The state of statecraft

Curiously enough, there seems to be very little discomfort or outrage over defections by legislators and toppling of democratically elected governments in the minds of the citizens. MLAs crossing over seems to matter little with voters. It certainly doesn’t seem to affect the legislators’ electoral prospects otherwise they wouldn’t attempt it.

Academic Sanjay Kumar, a professor at the Centre for Study of Developing Societies, in a recent article attempts to answer this curious conundrum of Indian politics. Despite legislators crossing from one party to another for purely personal gains, voters rarely punish them, says Kumar.

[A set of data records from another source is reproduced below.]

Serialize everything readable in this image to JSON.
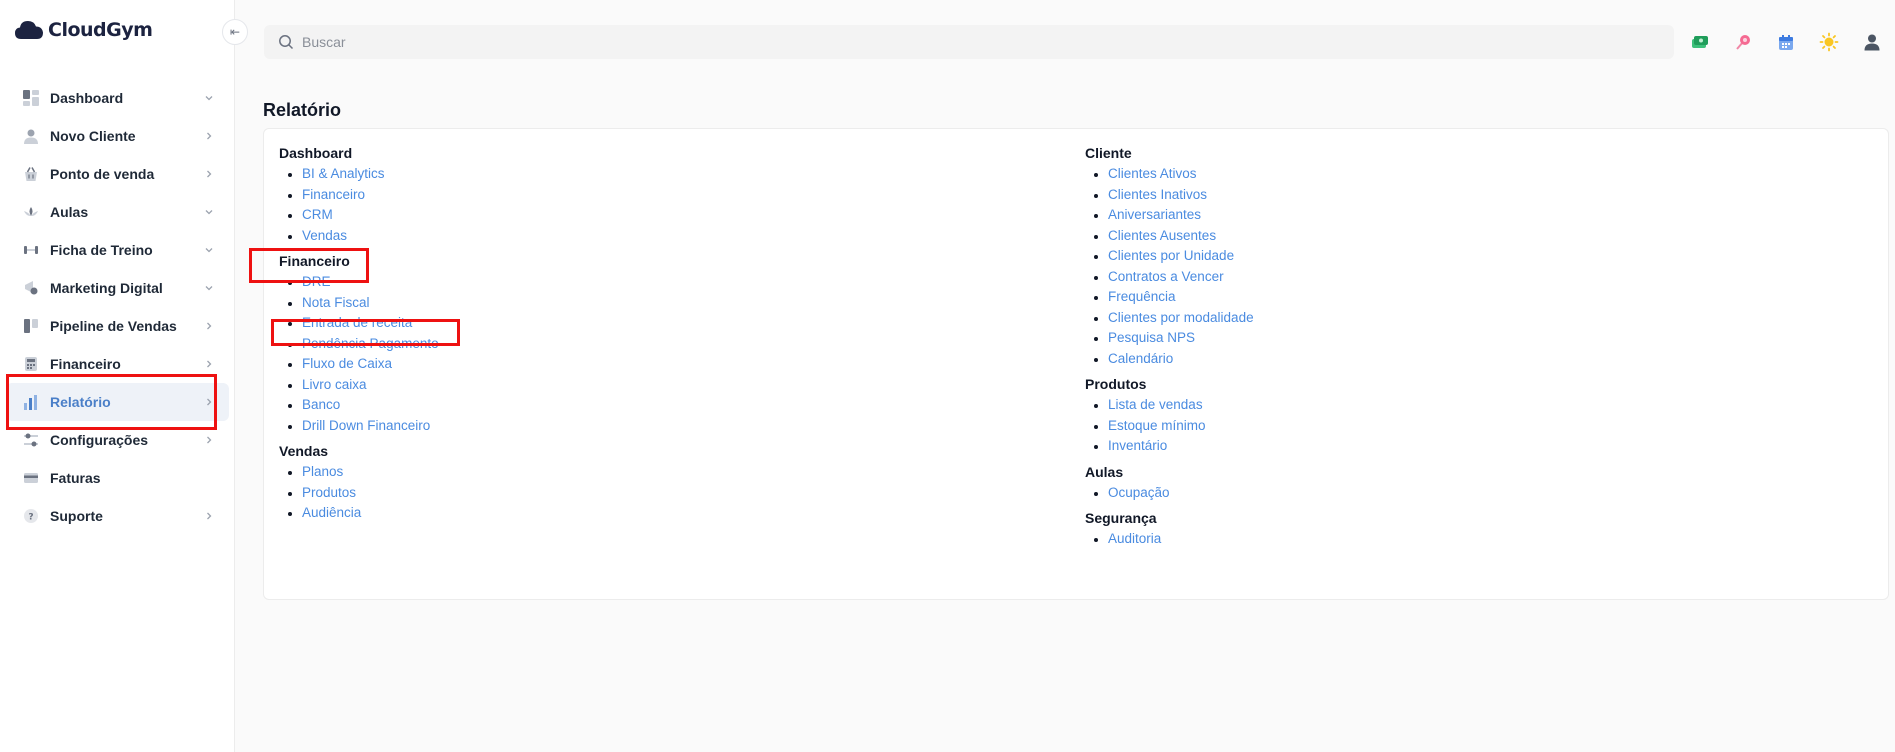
{
  "app": {
    "name": "CloudGym"
  },
  "sidebar": {
    "collapse_icon": "collapse-left-icon",
    "items": [
      {
        "label": "Dashboard",
        "icon": "dashboard-icon",
        "chevron": "down"
      },
      {
        "label": "Novo Cliente",
        "icon": "user-icon",
        "chevron": "right"
      },
      {
        "label": "Ponto de venda",
        "icon": "basket-icon",
        "chevron": "right"
      },
      {
        "label": "Aulas",
        "icon": "lotus-icon",
        "chevron": "down"
      },
      {
        "label": "Ficha de Treino",
        "icon": "dumbbell-icon",
        "chevron": "down"
      },
      {
        "label": "Marketing Digital",
        "icon": "megaphone-icon",
        "chevron": "down"
      },
      {
        "label": "Pipeline de Vendas",
        "icon": "pipeline-icon",
        "chevron": "right"
      },
      {
        "label": "Financeiro",
        "icon": "calculator-icon",
        "chevron": "right"
      },
      {
        "label": "Relatório",
        "icon": "bar-chart-icon",
        "chevron": "right",
        "active": true
      },
      {
        "label": "Configurações",
        "icon": "sliders-icon",
        "chevron": "right"
      },
      {
        "label": "Faturas",
        "icon": "credit-card-icon",
        "chevron": ""
      },
      {
        "label": "Suporte",
        "icon": "help-icon",
        "chevron": "right"
      }
    ]
  },
  "header": {
    "search_placeholder": "Buscar",
    "icons": [
      "money-icon",
      "pin-icon",
      "calendar-icon",
      "sun-icon",
      "account-icon"
    ]
  },
  "page": {
    "title": "Relatório"
  },
  "report": {
    "left": [
      {
        "title": "Dashboard",
        "items": [
          "BI & Analytics",
          "Financeiro",
          "CRM",
          "Vendas"
        ]
      },
      {
        "title": "Financeiro",
        "items": [
          "DRE",
          "Nota Fiscal",
          "Entrada de receita",
          "Pendência Pagamento",
          "Fluxo de Caixa",
          "Livro caixa",
          "Banco",
          "Drill Down Financeiro"
        ]
      },
      {
        "title": "Vendas",
        "items": [
          "Planos",
          "Produtos",
          "Audiência"
        ]
      }
    ],
    "right": [
      {
        "title": "Cliente",
        "items": [
          "Clientes Ativos",
          "Clientes Inativos",
          "Aniversariantes",
          "Clientes Ausentes",
          "Clientes por Unidade",
          "Contratos a Vencer",
          "Frequência",
          "Clientes por modalidade",
          "Pesquisa NPS",
          "Calendário"
        ]
      },
      {
        "title": "Produtos",
        "items": [
          "Lista de vendas",
          "Estoque mínimo",
          "Inventário"
        ]
      },
      {
        "title": "Aulas",
        "items": [
          "Ocupação"
        ]
      },
      {
        "title": "Segurança",
        "items": [
          "Auditoria"
        ]
      }
    ]
  },
  "colors": {
    "accent": "#4a7fc8",
    "link": "#4a8be0",
    "highlight": "#ee1111",
    "logo": "#1c2340"
  }
}
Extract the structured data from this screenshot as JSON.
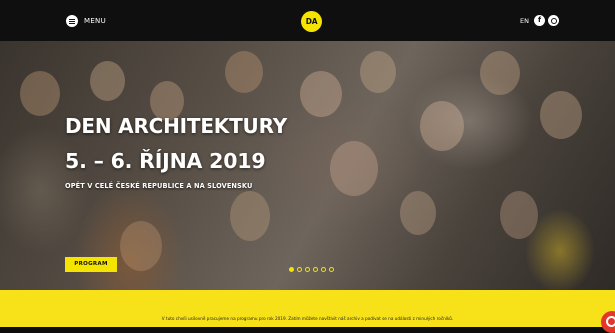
{
  "header": {
    "menu_label": "MENU",
    "logo_text": "DA",
    "lang_label": "EN",
    "social": [
      {
        "icon": "facebook-icon",
        "glyph": "f"
      },
      {
        "icon": "instagram-icon"
      }
    ]
  },
  "hero": {
    "title_line1": "DEN ARCHITEKTURY",
    "title_line2": "5. – 6. ŘÍJNA 2019",
    "subtitle": "OPĚT V CELÉ ČESKÉ REPUBLICE A NA SLOVENSKU",
    "program_button": "PROGRAM",
    "slides_total": 6,
    "slide_active": 1
  },
  "notice": {
    "text": "V tuto chvíli usilovně pracujeme na programu pro rok 2019. Zatím můžete navštívit náš archiv a podívat se na události z minulých ročníků."
  },
  "colors": {
    "accent": "#f5e400",
    "notice_bg": "#f7e21a",
    "header_bg": "#0f0f0f",
    "chat": "#e3372a"
  }
}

There are two main reasons for this, according to Kumar. One voters, across economic class, vote for parties and not for individual candidates. How many among us even remember who our constituency’s MLA or MP is?

Kumar cites a CSDS-Lokniti study which says that in the 2014 elections 58 per cent of the voters voted for the party whereas only 33 per cent voted for the individual candidate. This trend largely remained the same during the 2019 elections with 52 per cent voting for the party and 37 per cent for the candidate.

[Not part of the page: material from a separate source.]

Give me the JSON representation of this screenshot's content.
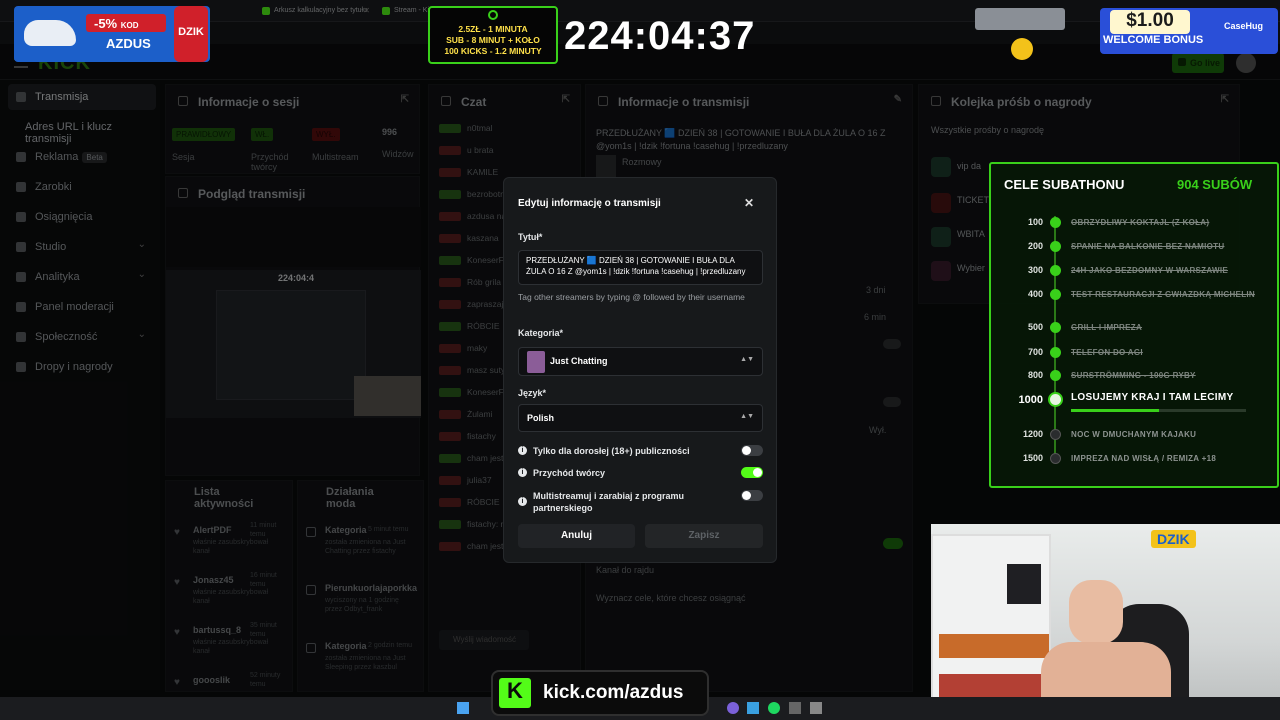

Another important aspect that matter to voters is legislators’ “accessibility”, according to Kumar. A legislator needs to be accessible to the voter of his or her constituency and gets things done for them and legislators are acutely aware of this. This can range from getting a water or electricity connection, getting ration, Aadhaar or job card, or even a school admission for people of the respective legislator’s constituency. So the legislators’ ability to “get things done” seems to matter more to the voters than the party affiliation or ideology.

State capacity

And it is precisely this aspect of electoral politics in India that raises some disturbing questions. The legislators play the role of “mediators” between the voters and the state, which may often seem as mindlessly bureaucratic and apathetic to the needs of the people. From the time of independence, the nature of the Indian state has been one that is not only excessively rule-bound, but also inaccessible and intimidating for the common folk.

This has only been complemented by the Indian state’s pathetic record in providing public goods — be it public health, education, water, sanitation or roads.

So the people often have to rely on their elected representatives (MLAs, MPs, MLCs) to help them work through the bureaucratic maze and get things that are legally due to them.

An unfortunate fallout of this is the relationship between the state and the people — instead of being equal partners for the betterment of society, it has over the years evolved into a “patron-client” relationship. In this model, the people are made to feel beholden to the state for providing, ironically what is due to them legally and Constitutionally.

This raises some crucial questions over the level of state capacity in India. Of course given India’s vast diversity the level of state capacity (the ability of the state to deliver on its promises) varies across States. State capacity is usually much better in the southern and Western States which also corresponds to their better economic and social indices.

Despite the recent initiatives on e-governance, both at the State and Central level, where an attempt has been made to make governance more people-centric and less cumbersome, much more needs to be done in this area to make the government more responsive for people’s needs.

But looking at it from a political economy lens, ironically a more responsive state is also one where the power of the politicians gets whittled down. If the state becomes efficient and responsive, people will also need to rely less on their elected representatives for their everyday needs. The positive side is this will enable elected representatives to focus more on law-making and larger governance issues. But it will also diminish their hold over their voters, which some politicians may resent.

In one sense greater governance reforms is linked with broader social reform and development.